(Data about app and page elements)
──────────────────────────────
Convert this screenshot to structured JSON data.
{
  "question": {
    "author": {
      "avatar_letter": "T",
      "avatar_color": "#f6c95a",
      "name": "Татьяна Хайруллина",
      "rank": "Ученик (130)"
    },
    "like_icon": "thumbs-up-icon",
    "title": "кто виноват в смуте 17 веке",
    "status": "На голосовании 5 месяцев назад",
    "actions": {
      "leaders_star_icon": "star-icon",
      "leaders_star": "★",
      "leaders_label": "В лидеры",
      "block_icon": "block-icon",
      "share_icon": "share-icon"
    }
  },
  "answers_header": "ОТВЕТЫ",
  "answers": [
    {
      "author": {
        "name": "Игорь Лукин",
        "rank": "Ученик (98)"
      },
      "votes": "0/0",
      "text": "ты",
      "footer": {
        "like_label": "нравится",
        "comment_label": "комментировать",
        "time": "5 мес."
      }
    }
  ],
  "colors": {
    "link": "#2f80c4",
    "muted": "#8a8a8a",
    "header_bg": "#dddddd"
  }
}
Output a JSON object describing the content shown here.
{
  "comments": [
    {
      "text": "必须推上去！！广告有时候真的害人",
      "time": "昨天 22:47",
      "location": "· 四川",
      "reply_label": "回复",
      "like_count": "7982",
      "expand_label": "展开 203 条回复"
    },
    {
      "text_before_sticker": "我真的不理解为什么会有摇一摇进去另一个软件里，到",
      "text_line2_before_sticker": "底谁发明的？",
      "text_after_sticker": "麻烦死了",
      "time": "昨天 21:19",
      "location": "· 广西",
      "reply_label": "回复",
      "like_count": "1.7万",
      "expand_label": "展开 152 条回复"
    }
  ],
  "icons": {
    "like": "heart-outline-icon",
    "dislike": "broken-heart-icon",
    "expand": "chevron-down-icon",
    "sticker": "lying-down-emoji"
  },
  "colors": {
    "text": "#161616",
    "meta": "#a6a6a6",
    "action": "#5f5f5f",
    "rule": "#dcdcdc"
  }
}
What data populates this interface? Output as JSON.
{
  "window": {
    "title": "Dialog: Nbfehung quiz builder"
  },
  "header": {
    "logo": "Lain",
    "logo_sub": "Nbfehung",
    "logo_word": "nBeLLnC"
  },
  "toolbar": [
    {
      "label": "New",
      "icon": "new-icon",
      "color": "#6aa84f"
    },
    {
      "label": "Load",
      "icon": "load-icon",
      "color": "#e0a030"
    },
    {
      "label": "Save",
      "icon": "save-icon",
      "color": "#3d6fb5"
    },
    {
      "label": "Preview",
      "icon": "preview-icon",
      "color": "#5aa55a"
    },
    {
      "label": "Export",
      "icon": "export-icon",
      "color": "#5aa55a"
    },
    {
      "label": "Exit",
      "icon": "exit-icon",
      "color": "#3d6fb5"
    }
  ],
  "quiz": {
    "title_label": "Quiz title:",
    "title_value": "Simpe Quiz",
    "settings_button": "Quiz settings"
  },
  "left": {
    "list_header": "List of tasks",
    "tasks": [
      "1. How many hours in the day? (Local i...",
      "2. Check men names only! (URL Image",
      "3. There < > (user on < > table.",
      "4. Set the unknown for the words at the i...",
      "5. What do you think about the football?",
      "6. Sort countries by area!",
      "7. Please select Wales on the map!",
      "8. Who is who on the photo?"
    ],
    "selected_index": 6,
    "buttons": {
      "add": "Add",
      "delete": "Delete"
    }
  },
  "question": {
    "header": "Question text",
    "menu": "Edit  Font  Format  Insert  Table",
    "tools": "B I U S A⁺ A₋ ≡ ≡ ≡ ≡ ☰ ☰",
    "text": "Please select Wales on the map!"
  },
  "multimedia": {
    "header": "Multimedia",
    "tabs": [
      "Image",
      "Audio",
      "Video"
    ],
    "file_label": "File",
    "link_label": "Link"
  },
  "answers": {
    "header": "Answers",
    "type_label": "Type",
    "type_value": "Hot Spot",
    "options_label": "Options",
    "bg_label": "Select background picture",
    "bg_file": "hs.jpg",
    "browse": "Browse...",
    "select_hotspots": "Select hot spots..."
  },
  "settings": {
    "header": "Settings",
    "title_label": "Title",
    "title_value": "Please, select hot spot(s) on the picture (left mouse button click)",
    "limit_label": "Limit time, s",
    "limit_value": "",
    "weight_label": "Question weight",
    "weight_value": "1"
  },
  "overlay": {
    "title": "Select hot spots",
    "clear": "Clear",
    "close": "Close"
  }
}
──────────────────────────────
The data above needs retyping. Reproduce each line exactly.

§ **RESPONSE BOX**:
Convert this screenshot to structured JSON data.
{
  "question": {
    "author": {
      "avatar_letter": "T",
      "avatar_color": "#f6c95a",
      "name": "Татьяна Хайруллина",
      "rank": "Ученик (130)"
    },
    "like_icon": "thumbs-up-icon",
    "title": "кто виноват в смуте 17 веке",
    "status": "На голосовании 5 месяцев назад",
    "actions": {
      "leaders_star_icon": "star-icon",
      "leaders_star": "★",
      "leaders_label": "В лидеры",
      "block_icon": "block-icon",
      "share_icon": "share-icon"
    }
  },
  "answers_header": "ОТВЕТЫ",
  "answers": [
    {
      "author": {
        "name": "Игорь Лукин",
        "rank": "Ученик (98)"
      },
      "votes": "0/0",
      "text": "ты",
      "footer": {
        "like_label": "нравится",
        "comment_label": "комментировать",
        "time": "5 мес."
      }
    }
  ],
  "colors": {
    "link": "#2f80c4",
    "muted": "#8a8a8a",
    "header_bg": "#dddddd"
  }
}
Output a JSON object describing the content shown here.
{
  "comments": [
    {
      "text": "必须推上去！！广告有时候真的害人",
      "time": "昨天 22:47",
      "location": "· 四川",
      "reply_label": "回复",
      "like_count": "7982",
      "expand_label": "展开 203 条回复"
    },
    {
      "text_before_sticker": "我真的不理解为什么会有摇一摇进去另一个软件里，到",
      "text_line2_before_sticker": "底谁发明的？",
      "text_after_sticker": "麻烦死了",
      "time": "昨天 21:19",
      "location": "· 广西",
      "reply_label": "回复",
      "like_count": "1.7万",
      "expand_label": "展开 152 条回复"
    }
  ],
  "icons": {
    "like": "heart-outline-icon",
    "dislike": "broken-heart-icon",
    "expand": "chevron-down-icon",
    "sticker": "lying-down-emoji"
  },
  "colors": {
    "text": "#161616",
    "meta": "#a6a6a6",
    "action": "#5f5f5f",
    "rule": "#dcdcdc"
  }
}
What data populates this interface? Output as JSON.
{
  "window": {
    "title": "Dialog: Nbfehung quiz builder"
  },
  "header": {
    "logo": "Lain",
    "logo_sub": "Nbfehung",
    "logo_word": "nBeLLnC"
  },
  "toolbar": [
    {
      "label": "New",
      "icon": "new-icon",
      "color": "#6aa84f"
    },
    {
      "label": "Load",
      "icon": "load-icon",
      "color": "#e0a030"
    },
    {
      "label": "Save",
      "icon": "save-icon",
      "color": "#3d6fb5"
    },
    {
      "label": "Preview",
      "icon": "preview-icon",
      "color": "#5aa55a"
    },
    {
      "label": "Export",
      "icon": "export-icon",
      "color": "#5aa55a"
    },
    {
      "label": "Exit",
      "icon": "exit-icon",
      "color": "#3d6fb5"
    }
  ],
  "quiz": {
    "title_label": "Quiz title:",
    "title_value": "Simpe Quiz",
    "settings_button": "Quiz settings"
  },
  "left": {
    "list_header": "List of tasks",
    "tasks": [
      "1. How many hours in the day? (Local i...",
      "2. Check men names only! (URL Image",
      "3. There < > (user on < > table.",
      "4. Set the unknown for the words at the i...",
      "5. What do you think about the football?",
      "6. Sort countries by area!",
      "7. Please select Wales on the map!",
      "8. Who is who on the photo?"
    ],
    "selected_index": 6,
    "buttons": {
      "add": "Add",
      "delete": "Delete"
    }
  },
  "question": {
    "header": "Question text",
    "menu": "Edit  Font  Format  Insert  Table",
    "tools": "B I U S A⁺ A₋ ≡ ≡ ≡ ≡ ☰ ☰",
    "text": "Please select Wales on the map!"
  },
  "multimedia": {
    "header": "Multimedia",
    "tabs": [
      "Image",
      "Audio",
      "Video"
    ],
    "file_label": "File",
    "link_label": "Link"
  },
  "answers": {
    "header": "Answers",
    "type_label": "Type",
    "type_value": "Hot Spot",
    "options_label": "Options",
    "bg_label": "Select background picture",
    "bg_file": "hs.jpg",
    "browse": "Browse...",
    "select_hotspots": "Select hot spots..."
  },
  "settings": {
    "header": "Settings",
    "title_label": "Title",
    "title_value": "Please, select hot spot(s) on the picture (left mouse button click)",
    "limit_label": "Limit time, s",
    "limit_value": "",
    "weight_label": "Question weight",
    "weight_value": "1"
  },
  "overlay": {
    "title": "Select hot spots",
    "clear": "Clear",
    "close": "Close"
  }
}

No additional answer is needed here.